RethinkDB 2.0 - why I'm excited

Just yesterday RethinkDB 2.0 has been released and announced production-ready. While many of us may be unaware of that, this might made quite a change to web development panorama. I’m going to try to briefly explain why I think so and why I’m excited.

It was a really hot summer of 2013 when our PM announced that now we have to think about creating a statistics/tracking system for our big corporate client we were building other product for. This was not what we were experts at. We had no experience in such fields but accepted a new challenge. After brief analysis we concluded that we cannot use PostgreSQL on that (and we were using PostgreSQL for everything so far)1. I was the one to search for other viable solutions in a wild world of NoSQL.

I spent two weeks examining nearly 40 NoSQL databases - from Hadoop/Hive and Cassandra, through Riak to MongoDB. I was focused on finding the one with efficient set operations and decent fidelity. Long story short, there was no database better in set operations than Redis2. It had but one huge drawback – being in-memory-only. I maneged, however, to find one little-known gem (not as in ruby gem) called RethinkDB. It had set operations, joins (!), secondary indices, easy-as-pie sharding, nice syntax and ruby support out of the box.

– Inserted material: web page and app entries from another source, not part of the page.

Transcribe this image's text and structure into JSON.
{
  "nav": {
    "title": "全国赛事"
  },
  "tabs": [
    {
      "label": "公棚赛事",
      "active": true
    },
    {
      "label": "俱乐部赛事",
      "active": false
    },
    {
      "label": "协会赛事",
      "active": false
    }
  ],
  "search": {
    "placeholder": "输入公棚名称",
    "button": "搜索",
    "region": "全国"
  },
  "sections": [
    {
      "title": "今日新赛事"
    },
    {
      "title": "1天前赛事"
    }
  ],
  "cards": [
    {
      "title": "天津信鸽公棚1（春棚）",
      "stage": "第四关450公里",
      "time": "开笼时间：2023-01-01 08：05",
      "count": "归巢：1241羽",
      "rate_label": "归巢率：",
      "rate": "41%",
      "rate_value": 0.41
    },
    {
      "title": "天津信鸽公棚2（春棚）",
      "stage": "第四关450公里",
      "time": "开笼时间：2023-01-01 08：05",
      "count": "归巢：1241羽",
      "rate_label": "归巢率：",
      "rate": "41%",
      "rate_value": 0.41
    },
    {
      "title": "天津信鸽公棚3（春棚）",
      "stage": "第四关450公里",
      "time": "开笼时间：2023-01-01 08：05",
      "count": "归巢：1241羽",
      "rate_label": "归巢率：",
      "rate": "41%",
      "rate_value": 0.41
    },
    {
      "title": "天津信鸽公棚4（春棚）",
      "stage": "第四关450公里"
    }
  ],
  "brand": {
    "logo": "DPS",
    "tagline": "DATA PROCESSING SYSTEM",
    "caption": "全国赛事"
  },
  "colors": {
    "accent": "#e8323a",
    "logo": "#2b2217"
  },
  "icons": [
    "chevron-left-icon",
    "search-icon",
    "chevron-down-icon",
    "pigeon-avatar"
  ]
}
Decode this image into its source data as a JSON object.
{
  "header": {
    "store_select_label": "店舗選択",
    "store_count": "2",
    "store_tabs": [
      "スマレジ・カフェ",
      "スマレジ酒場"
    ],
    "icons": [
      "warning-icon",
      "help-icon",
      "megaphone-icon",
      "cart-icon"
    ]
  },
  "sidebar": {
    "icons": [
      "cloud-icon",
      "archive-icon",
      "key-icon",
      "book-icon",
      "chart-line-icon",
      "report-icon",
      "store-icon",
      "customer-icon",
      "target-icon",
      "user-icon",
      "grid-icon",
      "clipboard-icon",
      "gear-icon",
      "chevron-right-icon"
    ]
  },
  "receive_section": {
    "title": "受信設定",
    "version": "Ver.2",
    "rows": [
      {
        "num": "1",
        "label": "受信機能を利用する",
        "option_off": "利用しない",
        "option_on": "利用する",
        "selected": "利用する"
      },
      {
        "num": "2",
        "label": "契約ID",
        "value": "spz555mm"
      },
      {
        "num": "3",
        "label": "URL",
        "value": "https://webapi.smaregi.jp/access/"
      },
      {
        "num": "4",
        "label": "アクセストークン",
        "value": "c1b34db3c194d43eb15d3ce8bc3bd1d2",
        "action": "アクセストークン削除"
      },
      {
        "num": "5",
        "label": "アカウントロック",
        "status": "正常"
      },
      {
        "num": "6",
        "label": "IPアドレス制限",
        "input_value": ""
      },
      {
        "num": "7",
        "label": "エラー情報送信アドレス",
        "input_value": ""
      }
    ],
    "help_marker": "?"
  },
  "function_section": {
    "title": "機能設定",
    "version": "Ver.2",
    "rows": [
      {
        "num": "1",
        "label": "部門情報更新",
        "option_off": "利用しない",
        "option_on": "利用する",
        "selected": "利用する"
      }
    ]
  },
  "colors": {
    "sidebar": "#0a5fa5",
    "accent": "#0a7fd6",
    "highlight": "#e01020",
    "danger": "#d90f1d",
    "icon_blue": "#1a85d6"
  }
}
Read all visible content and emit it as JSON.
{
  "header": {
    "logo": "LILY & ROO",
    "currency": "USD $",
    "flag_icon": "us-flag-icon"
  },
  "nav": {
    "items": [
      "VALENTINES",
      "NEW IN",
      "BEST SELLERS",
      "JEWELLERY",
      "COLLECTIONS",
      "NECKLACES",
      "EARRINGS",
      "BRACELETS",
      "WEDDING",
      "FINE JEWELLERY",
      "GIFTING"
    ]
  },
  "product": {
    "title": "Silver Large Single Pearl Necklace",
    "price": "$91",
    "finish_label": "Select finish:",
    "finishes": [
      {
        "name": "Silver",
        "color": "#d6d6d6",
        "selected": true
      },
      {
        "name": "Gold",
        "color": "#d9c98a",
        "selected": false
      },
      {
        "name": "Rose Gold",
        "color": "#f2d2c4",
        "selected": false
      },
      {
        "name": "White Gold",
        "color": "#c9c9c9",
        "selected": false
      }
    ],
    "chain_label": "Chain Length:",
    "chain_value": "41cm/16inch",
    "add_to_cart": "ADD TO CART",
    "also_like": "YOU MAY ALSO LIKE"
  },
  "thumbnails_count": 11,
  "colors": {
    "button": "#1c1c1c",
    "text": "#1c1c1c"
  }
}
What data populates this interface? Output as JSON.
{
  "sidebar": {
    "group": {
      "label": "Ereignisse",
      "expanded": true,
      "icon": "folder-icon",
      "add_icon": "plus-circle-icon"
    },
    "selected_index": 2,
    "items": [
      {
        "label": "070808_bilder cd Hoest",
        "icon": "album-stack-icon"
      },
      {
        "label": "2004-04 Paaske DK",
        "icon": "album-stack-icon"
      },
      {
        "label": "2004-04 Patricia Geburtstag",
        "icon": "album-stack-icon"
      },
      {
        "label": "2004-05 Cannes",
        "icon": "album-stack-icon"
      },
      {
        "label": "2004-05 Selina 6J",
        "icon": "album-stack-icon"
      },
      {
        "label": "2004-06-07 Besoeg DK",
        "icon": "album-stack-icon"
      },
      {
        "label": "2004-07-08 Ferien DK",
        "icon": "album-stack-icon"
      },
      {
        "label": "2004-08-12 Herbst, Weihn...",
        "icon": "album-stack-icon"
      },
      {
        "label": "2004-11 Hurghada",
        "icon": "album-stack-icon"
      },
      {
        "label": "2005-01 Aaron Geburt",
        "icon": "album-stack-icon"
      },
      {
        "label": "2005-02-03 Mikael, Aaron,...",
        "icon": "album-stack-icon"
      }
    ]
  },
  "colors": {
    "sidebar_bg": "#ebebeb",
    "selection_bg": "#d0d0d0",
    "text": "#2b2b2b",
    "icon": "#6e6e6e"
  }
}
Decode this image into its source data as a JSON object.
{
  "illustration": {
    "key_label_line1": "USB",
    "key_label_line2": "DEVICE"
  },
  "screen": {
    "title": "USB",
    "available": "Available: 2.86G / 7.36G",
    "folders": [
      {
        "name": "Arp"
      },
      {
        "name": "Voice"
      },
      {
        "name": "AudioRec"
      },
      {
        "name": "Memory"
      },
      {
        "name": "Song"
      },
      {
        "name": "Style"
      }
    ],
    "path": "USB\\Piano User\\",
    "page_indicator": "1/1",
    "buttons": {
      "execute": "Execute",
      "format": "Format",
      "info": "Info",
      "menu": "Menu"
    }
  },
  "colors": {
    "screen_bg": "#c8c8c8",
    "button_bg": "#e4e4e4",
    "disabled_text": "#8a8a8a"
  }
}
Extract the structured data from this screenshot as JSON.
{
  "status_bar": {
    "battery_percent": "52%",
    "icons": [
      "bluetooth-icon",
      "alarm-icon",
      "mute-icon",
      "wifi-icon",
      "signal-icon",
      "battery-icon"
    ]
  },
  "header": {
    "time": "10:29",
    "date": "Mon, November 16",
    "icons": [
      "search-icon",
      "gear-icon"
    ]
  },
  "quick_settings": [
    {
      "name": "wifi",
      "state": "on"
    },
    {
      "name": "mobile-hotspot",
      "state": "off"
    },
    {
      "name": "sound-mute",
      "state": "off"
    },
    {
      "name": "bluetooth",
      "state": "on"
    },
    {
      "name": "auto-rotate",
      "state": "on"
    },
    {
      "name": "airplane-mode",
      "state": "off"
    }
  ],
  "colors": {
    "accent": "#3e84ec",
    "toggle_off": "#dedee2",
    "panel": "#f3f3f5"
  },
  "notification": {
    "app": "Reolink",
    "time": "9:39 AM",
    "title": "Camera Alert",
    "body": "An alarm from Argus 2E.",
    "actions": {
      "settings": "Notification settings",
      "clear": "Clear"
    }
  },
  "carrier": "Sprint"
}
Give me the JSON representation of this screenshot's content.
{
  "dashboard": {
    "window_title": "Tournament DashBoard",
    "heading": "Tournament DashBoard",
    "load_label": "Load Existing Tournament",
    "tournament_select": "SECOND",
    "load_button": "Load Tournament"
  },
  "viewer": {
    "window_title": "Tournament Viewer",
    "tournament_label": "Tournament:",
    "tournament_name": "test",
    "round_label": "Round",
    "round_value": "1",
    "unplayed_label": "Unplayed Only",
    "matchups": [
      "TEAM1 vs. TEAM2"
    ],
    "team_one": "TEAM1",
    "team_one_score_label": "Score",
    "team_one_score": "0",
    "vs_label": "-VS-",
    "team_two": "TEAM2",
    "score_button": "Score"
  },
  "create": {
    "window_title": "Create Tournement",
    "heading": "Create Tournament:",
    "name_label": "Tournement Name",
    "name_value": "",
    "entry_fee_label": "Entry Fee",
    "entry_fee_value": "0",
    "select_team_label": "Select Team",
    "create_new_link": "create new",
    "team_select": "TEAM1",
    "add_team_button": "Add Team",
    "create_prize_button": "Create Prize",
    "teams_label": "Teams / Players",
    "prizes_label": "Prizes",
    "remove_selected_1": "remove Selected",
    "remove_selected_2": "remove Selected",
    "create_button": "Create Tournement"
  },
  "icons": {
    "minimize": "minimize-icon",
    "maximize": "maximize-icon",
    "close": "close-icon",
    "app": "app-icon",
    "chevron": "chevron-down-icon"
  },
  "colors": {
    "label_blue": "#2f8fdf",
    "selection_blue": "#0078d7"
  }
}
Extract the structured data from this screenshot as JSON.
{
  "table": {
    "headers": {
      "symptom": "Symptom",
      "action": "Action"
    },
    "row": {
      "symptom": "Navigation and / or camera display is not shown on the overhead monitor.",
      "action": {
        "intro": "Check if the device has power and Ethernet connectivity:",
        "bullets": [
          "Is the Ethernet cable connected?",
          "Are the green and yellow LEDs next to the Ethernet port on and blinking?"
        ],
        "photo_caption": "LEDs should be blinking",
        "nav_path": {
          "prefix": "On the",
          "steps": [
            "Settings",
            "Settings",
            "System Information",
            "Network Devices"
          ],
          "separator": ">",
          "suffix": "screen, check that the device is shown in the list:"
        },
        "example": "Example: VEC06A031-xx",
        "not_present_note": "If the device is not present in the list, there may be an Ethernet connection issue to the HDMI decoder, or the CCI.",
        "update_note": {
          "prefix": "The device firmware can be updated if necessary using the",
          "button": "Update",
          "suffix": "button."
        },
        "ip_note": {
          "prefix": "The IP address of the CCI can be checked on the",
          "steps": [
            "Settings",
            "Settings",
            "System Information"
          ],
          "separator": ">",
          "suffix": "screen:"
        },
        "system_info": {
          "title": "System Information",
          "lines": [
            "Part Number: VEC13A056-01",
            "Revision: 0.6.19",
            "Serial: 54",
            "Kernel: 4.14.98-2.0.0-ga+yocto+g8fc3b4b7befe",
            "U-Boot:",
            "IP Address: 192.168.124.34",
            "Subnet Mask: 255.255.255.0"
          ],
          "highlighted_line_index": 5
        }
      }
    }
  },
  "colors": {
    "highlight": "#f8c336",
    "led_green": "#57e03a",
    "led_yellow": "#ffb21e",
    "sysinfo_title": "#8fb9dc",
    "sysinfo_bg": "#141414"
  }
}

We were not using most of those features but it was a clear that something big is happening. I was following news about RethinkDB development and never ceased to be amazed. Now here we are, at dawn of the era of production-ready RethinkDB, so I’m goin to list feature I’m most exited about.

  • Geospatial. I used PostGIS. It’s great for everything geo-related. RethinkDB also has a great support for geospatial queries.

  • Pub/Sub. There is always a project out there that needs it. You can do it with RethinkDB pretty well too.

  • Last but definitely not least, changefeeds! With changefeeds you can bind to whatever part of your data in database and receive instant notifications about what is change. It comes as a JSON formed like { :old_val => nil, :new_val => { :id => 1, :name => 'Slava', :age => 31 } (this means a new object was created). You can use it with filters, joins, text matching… basically everything RethinkDB provides. It’s really powerful feature when combined with websockets, but can be also used to decouple some common tasks from your main application: for example you may watch changes on some objects and sens notification emails when they happen. Read more about changefeeds here.

If you are ruby developer like me, you will also like the fact that there is a really good ORM3 for RethinkDB called NoBrainer. It feels a bit too much ActiveRecord-y sometimes but is really nice to use with your Rails application. Some mainstream gems have support for NoBrainer too, most notable being Devise and Kaminari. I myself wrote adapter for Carrierwave.

There is one more important thing to mention. In our tests ruby driver proved to be a bit slow for massive query amount (over 95% of time was spand on waiting for mutex to release). This is hopefully no longer an issue, as with 2.0 version a new driver with EventMachine support is released, which would probably solve that.

I’m really looking forward to writing something serious supported by RethinkDB in near future. Hopefully, I’ll have this pleasure soon.


  1. Eventually, requirements have changed a bit, PostgreSQL become better at being NoSQL database than most NoSQL databases and we ended up using it, but thats not the point of the story…

  2. I think this is still totally true.

  3. Well, not really ORM, as RethinkDB is document database, but author calls it so.

Related posts